### Data records
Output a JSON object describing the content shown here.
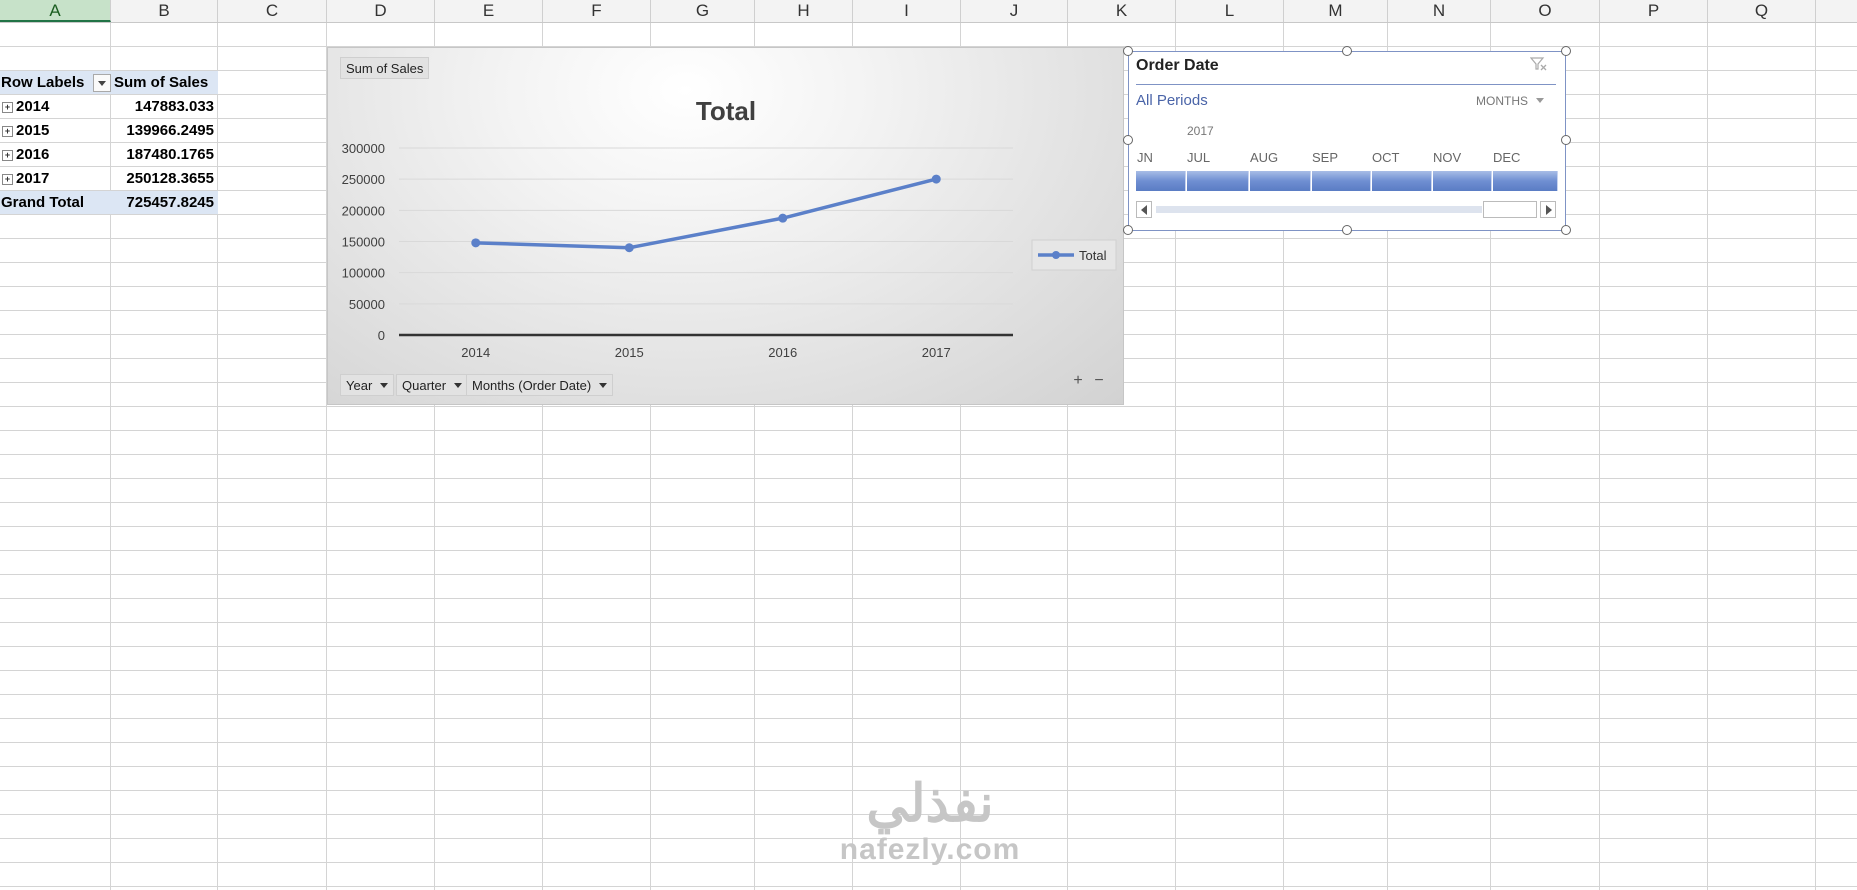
{
  "columns": [
    "A",
    "B",
    "C",
    "D",
    "E",
    "F",
    "G",
    "H",
    "I",
    "J",
    "K",
    "L",
    "M",
    "N",
    "O",
    "P",
    "Q"
  ],
  "active_column": "A",
  "pivot": {
    "header_labels": "Row Labels",
    "header_values": "Sum of Sales",
    "rows": [
      {
        "label": "2014",
        "value": "147883.033"
      },
      {
        "label": "2015",
        "value": "139966.2495"
      },
      {
        "label": "2016",
        "value": "187480.1765"
      },
      {
        "label": "2017",
        "value": "250128.3655"
      }
    ],
    "grand_total_label": "Grand Total",
    "grand_total_value": "725457.8245"
  },
  "chart": {
    "value_field_button": "Sum of Sales",
    "axis_field_buttons": [
      "Year",
      "Quarter",
      "Months (Order Date)"
    ],
    "expand_label": "+",
    "collapse_label": "−"
  },
  "chart_data": {
    "type": "line",
    "title": "Total",
    "categories": [
      "2014",
      "2015",
      "2016",
      "2017"
    ],
    "series": [
      {
        "name": "Total",
        "values": [
          147883.033,
          139966.2495,
          187480.1765,
          250128.3655
        ],
        "color": "#5b80c9"
      }
    ],
    "yticks": [
      0,
      50000,
      100000,
      150000,
      200000,
      250000,
      300000
    ],
    "ylim": [
      0,
      300000
    ],
    "grid": true,
    "legend_position": "right"
  },
  "slicer": {
    "title": "Order Date",
    "all_periods": "All Periods",
    "level": "MONTHS",
    "year": "2017",
    "months": [
      "JN",
      "JUL",
      "AUG",
      "SEP",
      "OCT",
      "NOV",
      "DEC"
    ],
    "accent_color": "#5a7cc4"
  },
  "watermark": {
    "arabic": "نفذلي",
    "latin": "nafezly.com"
  }
}
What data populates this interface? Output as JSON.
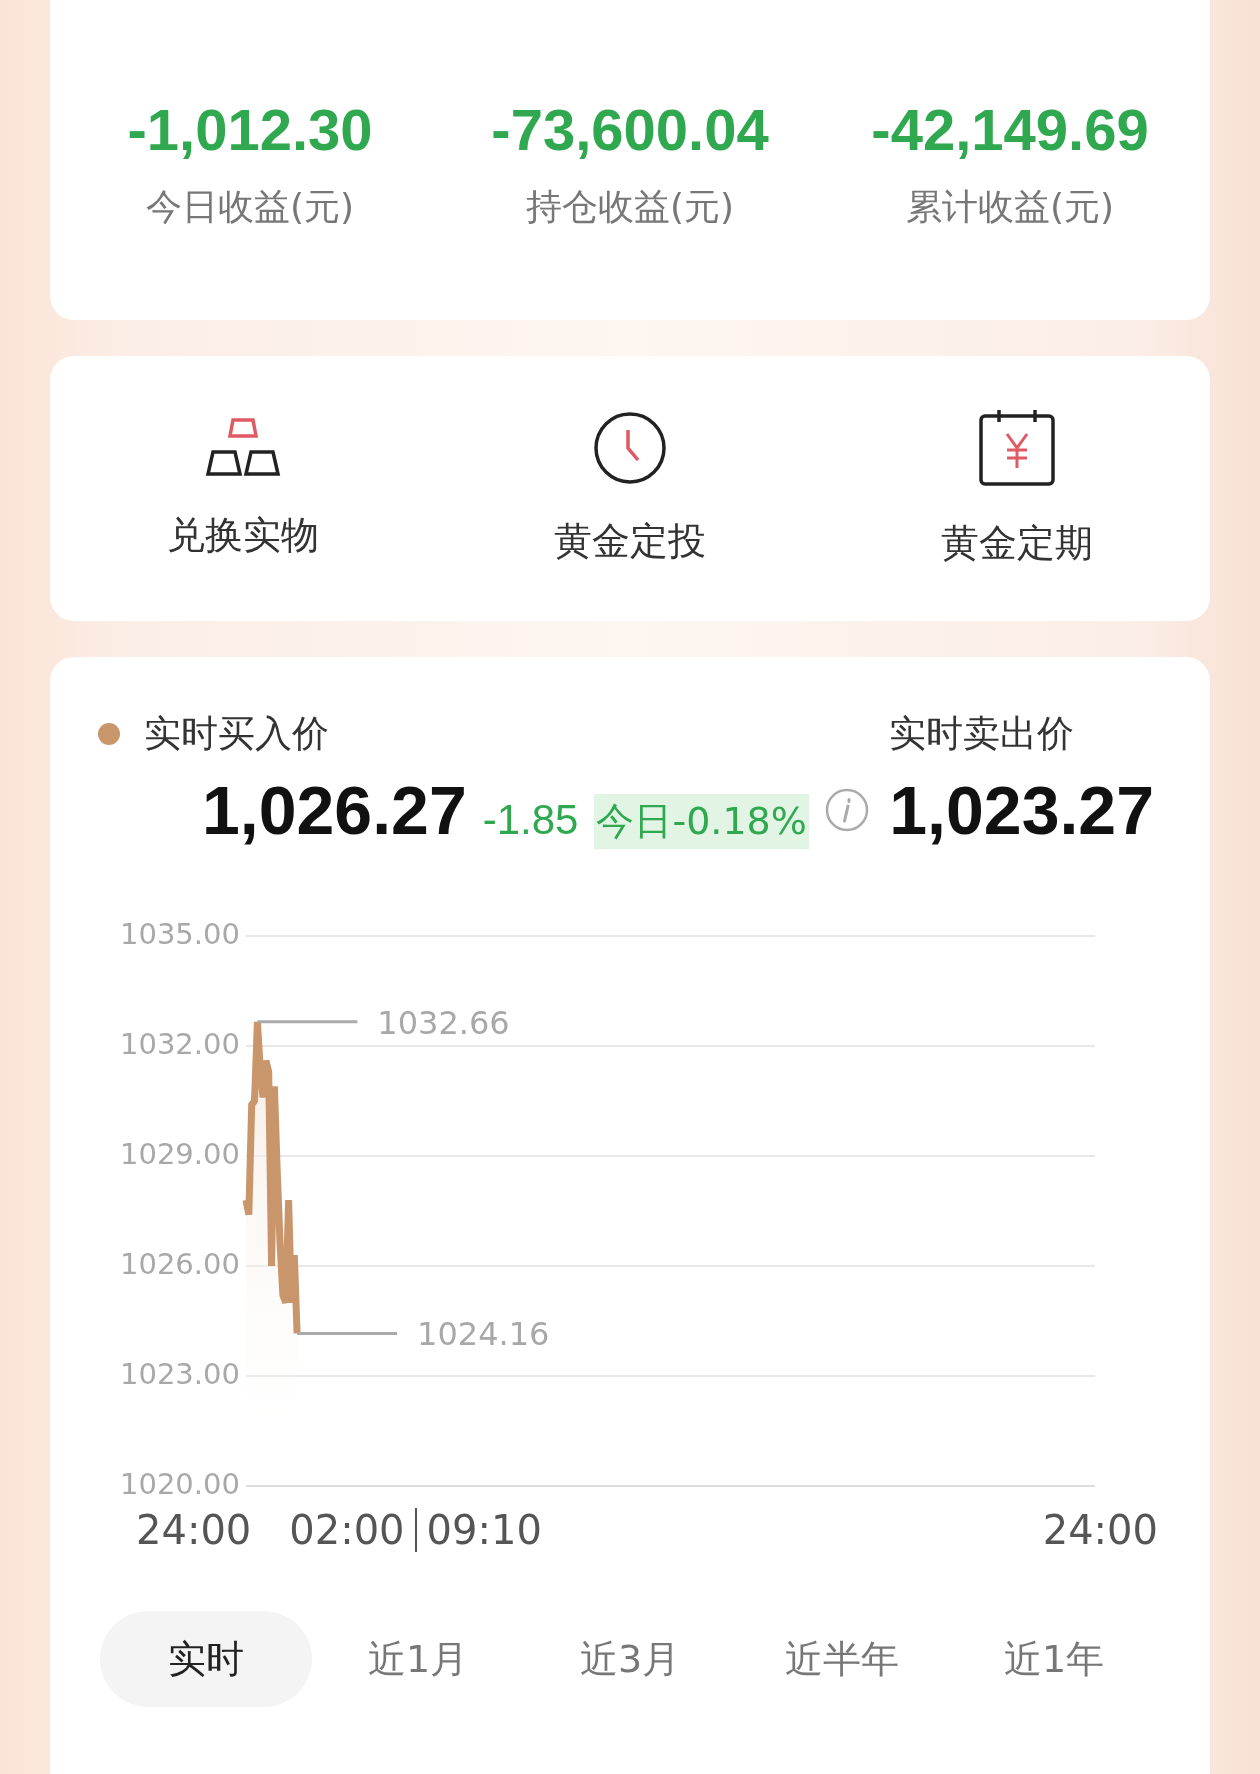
{
  "summary": [
    {
      "value": "-1,012.30",
      "label": "今日收益(元)"
    },
    {
      "value": "-73,600.04",
      "label": "持仓收益(元)"
    },
    {
      "value": "-42,149.69",
      "label": "累计收益(元)"
    }
  ],
  "shortcuts": [
    {
      "kind": "bars",
      "label": "兑换实物"
    },
    {
      "kind": "clock",
      "label": "黄金定投"
    },
    {
      "kind": "calendar",
      "label": "黄金定期"
    }
  ],
  "quote": {
    "buy_label": "实时买入价",
    "buy_price": "1,026.27",
    "change": "-1.85",
    "change_pct": "今日-0.18%",
    "sell_label": "实时卖出价",
    "sell_price": "1,023.27",
    "chart_data": {
      "type": "line",
      "grid": true,
      "categories": [
        null,
        null,
        null,
        null,
        null,
        null,
        null,
        null,
        null,
        null,
        null,
        null,
        null,
        null,
        null,
        null,
        null,
        null,
        null,
        null,
        null,
        null,
        null,
        null,
        null,
        null,
        null,
        null,
        null,
        null,
        null,
        null,
        null,
        null,
        null,
        null,
        null,
        null,
        null,
        null,
        null,
        null,
        null,
        null,
        null,
        null,
        null,
        null,
        null,
        null,
        null,
        null,
        null,
        null,
        null,
        null,
        null,
        null,
        null,
        null,
        null,
        null,
        null,
        null,
        null,
        null,
        null,
        null,
        null,
        null,
        null,
        null,
        null,
        null,
        null,
        null,
        null,
        null,
        null,
        null,
        null,
        null,
        null,
        null,
        null,
        null,
        null,
        null,
        null,
        null,
        null,
        null,
        null,
        null,
        null,
        null,
        null,
        null,
        null,
        null,
        null,
        null,
        null,
        null,
        null,
        null,
        null,
        null,
        null,
        null,
        null,
        null,
        null,
        null,
        null,
        null,
        null,
        null,
        null,
        null,
        null,
        null,
        null,
        null,
        null,
        null,
        null,
        null,
        null,
        null,
        null,
        null,
        null,
        null,
        null,
        null,
        null,
        null,
        null,
        null,
        null,
        null,
        null,
        null,
        null,
        null,
        null,
        null,
        null,
        null,
        null,
        null,
        null,
        null,
        null,
        null,
        null,
        null,
        null,
        null,
        null,
        null,
        null,
        null,
        null,
        null,
        null,
        null,
        null,
        null,
        null,
        null,
        null,
        null,
        null,
        null,
        null,
        null,
        null,
        null,
        null,
        null,
        null,
        null,
        null,
        null,
        null,
        null,
        null,
        null,
        null,
        null,
        null,
        null,
        null,
        null,
        null,
        null,
        null,
        null,
        null,
        null,
        null,
        null,
        null,
        null,
        null,
        null,
        null,
        null,
        null,
        null,
        null,
        null,
        null,
        null,
        null,
        null,
        null,
        null,
        null,
        null,
        null,
        null,
        null,
        null,
        null,
        null,
        null,
        null,
        null,
        null,
        null,
        null,
        null,
        null,
        null,
        null,
        null,
        null,
        null,
        null,
        null,
        null,
        null,
        null,
        null,
        null,
        null,
        null,
        null,
        null,
        null,
        null,
        null,
        null,
        null,
        null,
        null,
        null,
        null,
        null,
        null,
        null,
        null,
        null,
        null,
        null,
        null,
        null,
        null,
        null,
        null,
        null,
        null,
        null,
        null,
        null,
        null,
        null,
        null,
        null,
        null,
        null,
        null,
        null,
        null,
        null,
        null,
        null,
        null,
        null,
        null,
        null,
        null,
        null,
        null,
        null,
        null,
        null
      ],
      "ylim": [
        1020,
        1035
      ],
      "yticks": [
        {
          "value": 1035,
          "label": "1035.00"
        },
        {
          "value": 1032,
          "label": "1032.00"
        },
        {
          "value": 1029,
          "label": "1029.00"
        },
        {
          "value": 1026,
          "label": "1026.00"
        },
        {
          "value": 1023,
          "label": "1023.00"
        },
        {
          "value": 1020,
          "label": "1020.00"
        }
      ],
      "series": [
        {
          "color": "#c8966a",
          "values": [
            1027.8,
            1027.4,
            1030.4,
            1030.5,
            1032.66,
            1031.4,
            1030.6,
            1031.6,
            1031.3,
            1026.0,
            1030.9,
            1028.6,
            1026.6,
            1025.2,
            1025.0,
            1027.8,
            1025.0,
            1026.3,
            1024.16,
            null,
            null,
            null,
            null,
            null,
            null,
            null,
            null,
            null,
            null,
            null,
            null,
            null,
            null,
            null,
            null,
            null,
            null,
            null,
            null,
            null,
            null,
            null,
            null,
            null,
            null,
            null,
            null,
            null,
            null,
            null,
            null,
            null,
            null,
            null,
            null,
            null,
            null,
            null,
            null,
            null,
            null,
            null,
            null,
            null,
            null,
            null,
            null,
            null,
            null,
            null,
            null,
            null,
            null,
            null,
            null,
            null,
            null,
            null,
            null,
            null,
            null,
            null,
            null,
            null,
            null,
            null,
            null,
            null,
            null,
            null,
            null,
            null,
            null,
            null,
            null,
            null,
            null,
            null,
            null,
            null,
            null,
            null,
            null,
            null,
            null,
            null,
            null,
            null,
            null,
            null,
            null,
            null,
            null,
            null,
            null,
            null,
            null,
            null,
            null,
            null,
            null,
            null,
            null,
            null,
            null,
            null,
            null,
            null,
            null,
            null,
            null,
            null,
            null,
            null,
            null,
            null,
            null,
            null,
            null,
            null,
            null,
            null,
            null,
            null,
            null,
            null,
            null,
            null,
            null,
            null,
            null,
            null,
            null,
            null,
            null,
            null,
            null,
            null,
            null,
            null,
            null,
            null,
            null,
            null,
            null,
            null,
            null,
            null,
            null,
            null,
            null,
            null,
            null,
            null,
            null,
            null,
            null,
            null,
            null,
            null,
            null,
            null,
            null,
            null,
            null,
            null,
            null,
            null,
            null,
            null,
            null,
            null,
            null,
            null,
            null,
            null,
            null,
            null,
            null,
            null,
            null,
            null,
            null,
            null,
            null,
            null,
            null,
            null,
            null,
            null,
            null,
            null,
            null,
            null,
            null,
            null,
            null,
            null,
            null,
            null,
            null,
            null,
            null,
            null,
            null,
            null,
            null,
            null,
            null,
            null,
            null,
            null,
            null,
            null,
            null,
            null,
            null,
            null,
            null,
            null,
            null,
            null,
            null,
            null,
            null,
            null,
            null,
            null,
            null,
            null,
            null,
            null,
            null,
            null,
            null,
            null,
            null,
            null,
            null,
            null,
            null,
            null,
            null,
            null,
            null,
            null,
            null,
            null,
            null,
            null,
            null,
            null,
            null,
            null,
            null,
            null,
            null,
            null,
            null,
            null,
            null,
            null,
            null,
            null,
            null,
            null,
            null,
            null,
            null,
            null,
            null,
            null,
            null,
            null,
            null,
            null,
            null,
            null,
            null,
            null
          ]
        }
      ],
      "annotations": [
        {
          "text": "1032.66"
        },
        {
          "text": "1024.16"
        }
      ]
    },
    "time_labels": [
      "24:00",
      "02:00",
      "09:10",
      "24:00"
    ]
  },
  "periods": [
    {
      "label": "实时",
      "selected": true
    },
    {
      "label": "近1月",
      "selected": false
    },
    {
      "label": "近3月",
      "selected": false
    },
    {
      "label": "近半年",
      "selected": false
    },
    {
      "label": "近1年",
      "selected": false
    }
  ]
}
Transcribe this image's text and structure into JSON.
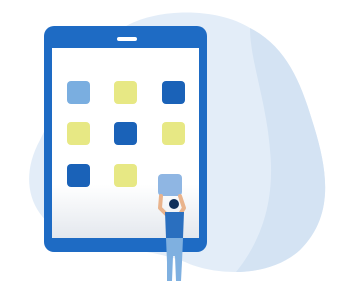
{
  "illustration": {
    "subject": "tablet-app-grid-with-person",
    "colors": {
      "background": "#ffffff",
      "blob": "#dde9f6",
      "tablet_frame": "#1e6bc4",
      "screen": "#ffffff",
      "tile_light_blue": "#7aaee0",
      "tile_yellow": "#e7e884",
      "tile_dark_blue": "#1a62b8",
      "held_tile": "#8fb6e3",
      "person_shirt": "#2a6fbf",
      "person_pants": "#7fb0e0",
      "person_skin": "#e9b38c",
      "person_hair": "#0e2f5a"
    },
    "app_grid": {
      "rows": 3,
      "columns": 3,
      "tiles": [
        {
          "id": "r1c1",
          "color": "light-blue"
        },
        {
          "id": "r1c2",
          "color": "yellow"
        },
        {
          "id": "r1c3",
          "color": "dark-blue"
        },
        {
          "id": "r2c1",
          "color": "yellow"
        },
        {
          "id": "r2c2",
          "color": "dark-blue"
        },
        {
          "id": "r2c3",
          "color": "yellow"
        },
        {
          "id": "r3c1",
          "color": "dark-blue"
        },
        {
          "id": "r3c2",
          "color": "yellow"
        },
        {
          "id": "r3c3",
          "color": "empty"
        }
      ]
    }
  }
}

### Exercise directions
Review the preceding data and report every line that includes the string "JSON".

### The completed task
Output a JSON object describing the content shown here.
What data populates this interface? Output as JSON.
Transcribe this image's text and structure into JSON.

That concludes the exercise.